In all honesty, these two could easily both be Hufflepuffs. They’re both loyal to each other, even when neither of them realises it, and neither of them are averse to hard work, and yet I’d definitely mark Wentworth down as a Slytherin. When Anne rejects his marriage proposal, not for want of loving him, his response is to go to sea, be involved in numerous battles and return to England as a decorated war hero just so he can rub his newfound success in the faces of Anne and everyone who persuaded her to reject him. If that doesn’t make him a Slytherin, I don’t know what will.
Anne, on the other hand, never sways in her love for Wentworth.

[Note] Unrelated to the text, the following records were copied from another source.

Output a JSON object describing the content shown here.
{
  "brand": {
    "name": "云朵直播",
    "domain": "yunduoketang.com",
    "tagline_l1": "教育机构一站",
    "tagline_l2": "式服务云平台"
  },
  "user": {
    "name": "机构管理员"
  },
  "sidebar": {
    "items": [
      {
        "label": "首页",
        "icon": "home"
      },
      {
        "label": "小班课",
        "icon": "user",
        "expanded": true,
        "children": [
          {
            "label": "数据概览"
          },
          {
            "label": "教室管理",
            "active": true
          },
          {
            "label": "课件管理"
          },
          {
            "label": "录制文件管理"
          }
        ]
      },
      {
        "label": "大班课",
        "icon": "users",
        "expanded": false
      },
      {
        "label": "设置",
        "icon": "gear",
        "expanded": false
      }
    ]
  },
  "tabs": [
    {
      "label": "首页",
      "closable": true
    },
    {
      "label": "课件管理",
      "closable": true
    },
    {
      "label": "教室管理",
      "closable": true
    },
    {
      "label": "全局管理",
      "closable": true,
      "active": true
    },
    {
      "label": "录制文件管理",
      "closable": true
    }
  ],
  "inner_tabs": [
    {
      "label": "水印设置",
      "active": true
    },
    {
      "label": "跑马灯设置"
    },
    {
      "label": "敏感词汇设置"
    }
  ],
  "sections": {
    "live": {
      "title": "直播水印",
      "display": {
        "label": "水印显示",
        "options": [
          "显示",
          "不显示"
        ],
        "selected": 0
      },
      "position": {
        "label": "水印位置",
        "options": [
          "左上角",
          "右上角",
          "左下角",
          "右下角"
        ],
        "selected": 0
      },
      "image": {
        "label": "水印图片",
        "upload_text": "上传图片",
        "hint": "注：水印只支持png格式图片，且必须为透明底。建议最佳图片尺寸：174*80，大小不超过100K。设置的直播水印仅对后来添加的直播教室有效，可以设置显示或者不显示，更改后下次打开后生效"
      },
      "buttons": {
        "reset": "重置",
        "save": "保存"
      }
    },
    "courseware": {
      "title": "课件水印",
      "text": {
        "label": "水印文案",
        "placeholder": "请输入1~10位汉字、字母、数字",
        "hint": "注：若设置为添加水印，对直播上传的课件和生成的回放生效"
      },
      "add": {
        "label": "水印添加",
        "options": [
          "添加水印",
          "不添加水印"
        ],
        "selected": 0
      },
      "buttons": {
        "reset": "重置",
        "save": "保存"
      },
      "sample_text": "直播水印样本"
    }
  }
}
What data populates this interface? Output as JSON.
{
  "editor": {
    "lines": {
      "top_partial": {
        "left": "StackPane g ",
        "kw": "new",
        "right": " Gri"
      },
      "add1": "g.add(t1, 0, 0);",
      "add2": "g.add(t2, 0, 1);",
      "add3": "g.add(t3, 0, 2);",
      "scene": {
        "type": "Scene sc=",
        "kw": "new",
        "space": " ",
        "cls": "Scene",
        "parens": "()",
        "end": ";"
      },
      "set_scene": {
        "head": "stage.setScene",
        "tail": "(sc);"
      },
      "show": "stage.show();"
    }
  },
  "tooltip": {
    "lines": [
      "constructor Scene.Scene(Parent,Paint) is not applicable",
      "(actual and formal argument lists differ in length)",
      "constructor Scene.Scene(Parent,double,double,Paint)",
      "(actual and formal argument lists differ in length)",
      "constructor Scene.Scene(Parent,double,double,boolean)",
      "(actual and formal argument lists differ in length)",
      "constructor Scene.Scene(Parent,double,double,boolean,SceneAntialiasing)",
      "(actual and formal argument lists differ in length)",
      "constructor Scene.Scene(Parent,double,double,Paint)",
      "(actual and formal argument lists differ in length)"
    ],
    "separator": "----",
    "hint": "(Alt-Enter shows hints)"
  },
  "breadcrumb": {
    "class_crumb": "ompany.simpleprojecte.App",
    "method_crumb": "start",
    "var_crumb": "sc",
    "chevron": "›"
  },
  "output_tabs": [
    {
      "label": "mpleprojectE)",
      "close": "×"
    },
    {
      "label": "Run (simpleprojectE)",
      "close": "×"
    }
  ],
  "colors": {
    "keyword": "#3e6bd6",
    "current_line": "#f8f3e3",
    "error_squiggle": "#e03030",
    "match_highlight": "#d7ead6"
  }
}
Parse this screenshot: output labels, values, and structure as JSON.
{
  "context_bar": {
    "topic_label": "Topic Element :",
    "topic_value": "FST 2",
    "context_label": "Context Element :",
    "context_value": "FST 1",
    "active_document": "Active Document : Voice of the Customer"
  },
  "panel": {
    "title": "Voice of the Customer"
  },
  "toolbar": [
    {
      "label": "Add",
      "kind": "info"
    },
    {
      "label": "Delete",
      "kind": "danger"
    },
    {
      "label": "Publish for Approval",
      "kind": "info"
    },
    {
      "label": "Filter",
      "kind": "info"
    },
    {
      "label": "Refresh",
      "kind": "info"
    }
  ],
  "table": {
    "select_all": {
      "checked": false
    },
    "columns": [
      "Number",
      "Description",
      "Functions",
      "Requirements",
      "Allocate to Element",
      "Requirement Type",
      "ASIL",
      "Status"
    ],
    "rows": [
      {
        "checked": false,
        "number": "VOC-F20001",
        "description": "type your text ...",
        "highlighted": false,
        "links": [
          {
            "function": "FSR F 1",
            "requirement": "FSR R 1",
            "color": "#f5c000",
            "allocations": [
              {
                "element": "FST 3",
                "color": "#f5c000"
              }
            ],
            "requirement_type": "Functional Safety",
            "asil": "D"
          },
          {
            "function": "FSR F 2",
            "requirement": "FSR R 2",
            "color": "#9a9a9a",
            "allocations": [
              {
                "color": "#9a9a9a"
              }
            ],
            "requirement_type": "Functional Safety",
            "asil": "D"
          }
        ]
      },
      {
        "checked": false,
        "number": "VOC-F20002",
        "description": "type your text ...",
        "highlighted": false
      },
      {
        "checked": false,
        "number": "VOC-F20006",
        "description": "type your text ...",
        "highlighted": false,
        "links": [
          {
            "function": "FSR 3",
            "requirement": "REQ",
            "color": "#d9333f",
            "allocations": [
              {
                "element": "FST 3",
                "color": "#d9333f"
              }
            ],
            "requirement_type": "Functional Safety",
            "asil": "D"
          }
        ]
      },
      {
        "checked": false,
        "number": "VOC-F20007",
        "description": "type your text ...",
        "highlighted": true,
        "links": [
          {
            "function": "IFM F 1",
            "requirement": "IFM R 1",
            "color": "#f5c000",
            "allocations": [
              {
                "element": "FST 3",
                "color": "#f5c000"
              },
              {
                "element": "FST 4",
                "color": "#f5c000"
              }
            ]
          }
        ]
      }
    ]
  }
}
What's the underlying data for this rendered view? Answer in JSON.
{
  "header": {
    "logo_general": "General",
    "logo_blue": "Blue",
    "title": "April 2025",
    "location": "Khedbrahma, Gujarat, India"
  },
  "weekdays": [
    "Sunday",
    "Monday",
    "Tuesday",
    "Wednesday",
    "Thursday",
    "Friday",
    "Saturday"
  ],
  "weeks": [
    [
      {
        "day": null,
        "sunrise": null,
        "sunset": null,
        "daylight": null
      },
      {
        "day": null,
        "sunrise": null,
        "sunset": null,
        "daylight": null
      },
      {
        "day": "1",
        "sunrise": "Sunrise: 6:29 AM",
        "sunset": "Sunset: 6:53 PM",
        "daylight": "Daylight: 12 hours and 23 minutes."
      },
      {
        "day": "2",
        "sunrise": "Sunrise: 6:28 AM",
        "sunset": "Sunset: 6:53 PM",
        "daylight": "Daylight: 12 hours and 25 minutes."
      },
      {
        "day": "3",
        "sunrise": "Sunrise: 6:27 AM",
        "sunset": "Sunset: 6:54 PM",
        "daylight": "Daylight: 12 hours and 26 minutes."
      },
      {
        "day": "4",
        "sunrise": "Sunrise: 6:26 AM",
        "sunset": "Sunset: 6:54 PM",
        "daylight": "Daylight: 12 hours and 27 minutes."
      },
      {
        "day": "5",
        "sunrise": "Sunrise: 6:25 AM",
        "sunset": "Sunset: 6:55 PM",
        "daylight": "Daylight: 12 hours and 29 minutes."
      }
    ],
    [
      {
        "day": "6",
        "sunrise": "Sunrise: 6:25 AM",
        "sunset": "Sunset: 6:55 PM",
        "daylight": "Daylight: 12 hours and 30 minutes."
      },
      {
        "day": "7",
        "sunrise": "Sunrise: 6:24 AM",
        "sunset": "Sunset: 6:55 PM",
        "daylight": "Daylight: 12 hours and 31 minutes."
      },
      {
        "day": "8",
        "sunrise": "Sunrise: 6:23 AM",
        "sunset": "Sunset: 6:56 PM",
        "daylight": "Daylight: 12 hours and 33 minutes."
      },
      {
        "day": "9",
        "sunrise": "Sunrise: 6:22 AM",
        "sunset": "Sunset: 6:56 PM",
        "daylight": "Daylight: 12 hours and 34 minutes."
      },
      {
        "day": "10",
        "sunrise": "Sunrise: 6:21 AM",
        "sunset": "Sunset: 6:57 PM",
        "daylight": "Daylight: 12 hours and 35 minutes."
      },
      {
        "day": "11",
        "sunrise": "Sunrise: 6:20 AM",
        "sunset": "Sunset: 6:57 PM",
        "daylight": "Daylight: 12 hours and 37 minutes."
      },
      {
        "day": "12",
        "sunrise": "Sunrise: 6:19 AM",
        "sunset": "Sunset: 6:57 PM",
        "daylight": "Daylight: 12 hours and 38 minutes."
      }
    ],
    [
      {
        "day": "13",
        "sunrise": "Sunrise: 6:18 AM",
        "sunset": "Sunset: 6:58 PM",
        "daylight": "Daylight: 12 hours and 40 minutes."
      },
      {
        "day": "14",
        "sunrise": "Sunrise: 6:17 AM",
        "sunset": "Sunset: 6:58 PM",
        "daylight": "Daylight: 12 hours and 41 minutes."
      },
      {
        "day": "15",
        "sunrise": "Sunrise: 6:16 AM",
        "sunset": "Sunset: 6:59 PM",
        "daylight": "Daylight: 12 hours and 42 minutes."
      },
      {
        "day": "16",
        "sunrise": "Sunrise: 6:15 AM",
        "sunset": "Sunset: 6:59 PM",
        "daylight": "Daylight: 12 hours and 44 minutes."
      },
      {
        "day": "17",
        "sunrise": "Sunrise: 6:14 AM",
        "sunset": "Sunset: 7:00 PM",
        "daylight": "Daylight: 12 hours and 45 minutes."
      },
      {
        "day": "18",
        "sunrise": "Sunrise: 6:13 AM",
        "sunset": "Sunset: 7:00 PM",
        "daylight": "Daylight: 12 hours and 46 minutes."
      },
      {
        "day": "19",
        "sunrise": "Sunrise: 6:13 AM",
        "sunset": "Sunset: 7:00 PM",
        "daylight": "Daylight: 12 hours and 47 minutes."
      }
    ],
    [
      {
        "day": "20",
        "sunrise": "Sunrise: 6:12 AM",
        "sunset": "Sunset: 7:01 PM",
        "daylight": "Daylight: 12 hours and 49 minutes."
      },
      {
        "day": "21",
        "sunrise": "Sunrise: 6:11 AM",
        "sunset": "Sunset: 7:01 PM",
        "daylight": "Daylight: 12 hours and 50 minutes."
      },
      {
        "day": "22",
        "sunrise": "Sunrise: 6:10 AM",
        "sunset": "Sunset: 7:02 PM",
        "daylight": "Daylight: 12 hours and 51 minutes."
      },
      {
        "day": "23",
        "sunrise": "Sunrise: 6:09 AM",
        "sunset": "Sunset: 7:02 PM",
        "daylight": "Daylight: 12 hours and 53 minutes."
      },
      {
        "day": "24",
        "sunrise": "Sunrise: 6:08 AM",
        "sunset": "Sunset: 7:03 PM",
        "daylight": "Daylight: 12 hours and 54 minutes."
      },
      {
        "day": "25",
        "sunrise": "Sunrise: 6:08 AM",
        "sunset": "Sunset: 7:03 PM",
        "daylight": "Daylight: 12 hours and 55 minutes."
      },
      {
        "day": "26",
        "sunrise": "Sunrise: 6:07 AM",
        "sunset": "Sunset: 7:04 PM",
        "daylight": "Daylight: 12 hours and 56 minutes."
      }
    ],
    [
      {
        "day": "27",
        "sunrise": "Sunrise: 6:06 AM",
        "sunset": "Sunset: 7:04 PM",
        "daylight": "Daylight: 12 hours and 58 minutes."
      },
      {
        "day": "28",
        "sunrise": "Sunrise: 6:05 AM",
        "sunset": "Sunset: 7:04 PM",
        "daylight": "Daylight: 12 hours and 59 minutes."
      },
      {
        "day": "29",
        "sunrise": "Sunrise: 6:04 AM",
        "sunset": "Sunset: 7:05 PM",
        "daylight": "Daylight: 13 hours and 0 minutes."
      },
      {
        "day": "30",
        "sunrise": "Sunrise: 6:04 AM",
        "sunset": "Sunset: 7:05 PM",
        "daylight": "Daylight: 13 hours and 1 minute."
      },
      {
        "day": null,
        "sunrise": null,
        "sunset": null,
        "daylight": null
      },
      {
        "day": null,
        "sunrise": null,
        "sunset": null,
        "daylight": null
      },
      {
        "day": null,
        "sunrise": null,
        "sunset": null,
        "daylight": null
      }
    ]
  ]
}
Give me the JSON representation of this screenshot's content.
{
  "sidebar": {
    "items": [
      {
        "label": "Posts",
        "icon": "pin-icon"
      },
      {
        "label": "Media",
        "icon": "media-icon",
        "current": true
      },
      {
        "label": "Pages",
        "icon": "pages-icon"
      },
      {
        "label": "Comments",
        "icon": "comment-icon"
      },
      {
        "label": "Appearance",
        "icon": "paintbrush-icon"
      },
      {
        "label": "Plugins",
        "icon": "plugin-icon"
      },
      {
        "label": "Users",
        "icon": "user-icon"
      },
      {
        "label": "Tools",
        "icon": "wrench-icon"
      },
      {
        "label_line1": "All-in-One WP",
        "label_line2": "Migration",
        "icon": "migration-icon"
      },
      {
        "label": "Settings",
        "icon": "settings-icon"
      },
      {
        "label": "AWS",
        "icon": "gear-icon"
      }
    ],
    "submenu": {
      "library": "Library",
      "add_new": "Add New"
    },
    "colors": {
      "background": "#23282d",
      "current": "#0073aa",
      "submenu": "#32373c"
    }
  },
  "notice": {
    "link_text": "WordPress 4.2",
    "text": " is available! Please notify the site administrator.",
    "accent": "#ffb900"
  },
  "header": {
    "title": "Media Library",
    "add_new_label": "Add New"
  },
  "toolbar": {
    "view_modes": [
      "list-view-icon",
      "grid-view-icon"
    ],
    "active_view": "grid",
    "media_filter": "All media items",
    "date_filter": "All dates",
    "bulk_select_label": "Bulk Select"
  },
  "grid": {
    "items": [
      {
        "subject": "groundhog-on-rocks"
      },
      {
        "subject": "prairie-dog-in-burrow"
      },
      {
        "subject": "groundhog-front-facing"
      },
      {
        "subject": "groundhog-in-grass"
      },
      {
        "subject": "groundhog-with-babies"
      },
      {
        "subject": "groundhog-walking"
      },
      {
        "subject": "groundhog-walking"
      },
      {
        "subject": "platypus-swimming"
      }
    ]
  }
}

While she might have rejected his marriage proposal (and considering the time she lives in, it’s understandable why she does!) it doesn’t mean she loves him any less, and she even turns down later, perfectly good marriage proposals because the men who ask her aren’t Wentworth.
I love these two; they’re the ultimate second chance romance, from what I think is Austen’s most accomplished novel. Funny, really, considering I loathed it when I first read it! If you’re looking for an adaptation of this one, I highly recommend the 1995 adaptation starring Amanda Root and Ciaran Hinds.
Achilles and Patroclus from The Song of Achilles by Madeline Miller
“They never let you be famous AND happy.” He lifted an eyebrow. “I’ll tell you a secret.”
“Tell me.” I loved it when he was like this.
“I’m going to be the first.” He took my palm and held it to his. “Swear it.”
“Because you’re the reason.”
Please excuse me while I go and sob in a corner. Achilles might seem like more of a Gryffindor at first glance, but he’s definitely a Slytherin in my book. He’s ambitious as hell – he wants to be remembered as a hero, and he’s prepared to die young to achieve that goal which is big commitment energy – and he’s also pretty darn cunning when he needs to be. He’s always finding ways past his eagle-eyed mother to be with Patroclus and it’s only really Patroclus, my sweet Hufflepuff child, who has any power over him whatsoever.
Achilles claims Briseis because Patroclus asks him to, so she won’t be forced into sex slavery, and he even refuses to kill the person who will make him famous when Patroclus asks him to because, “What has Hector ever done to me?” (And no, I’m still not over that quote.) These two are everything good about the Slytherin x Hufflepuff duo. Achilles is fiercely protective of Patroclus and Patroclus is fiercely loyal to Achilles, and just thinking about this novel makes me want to cry.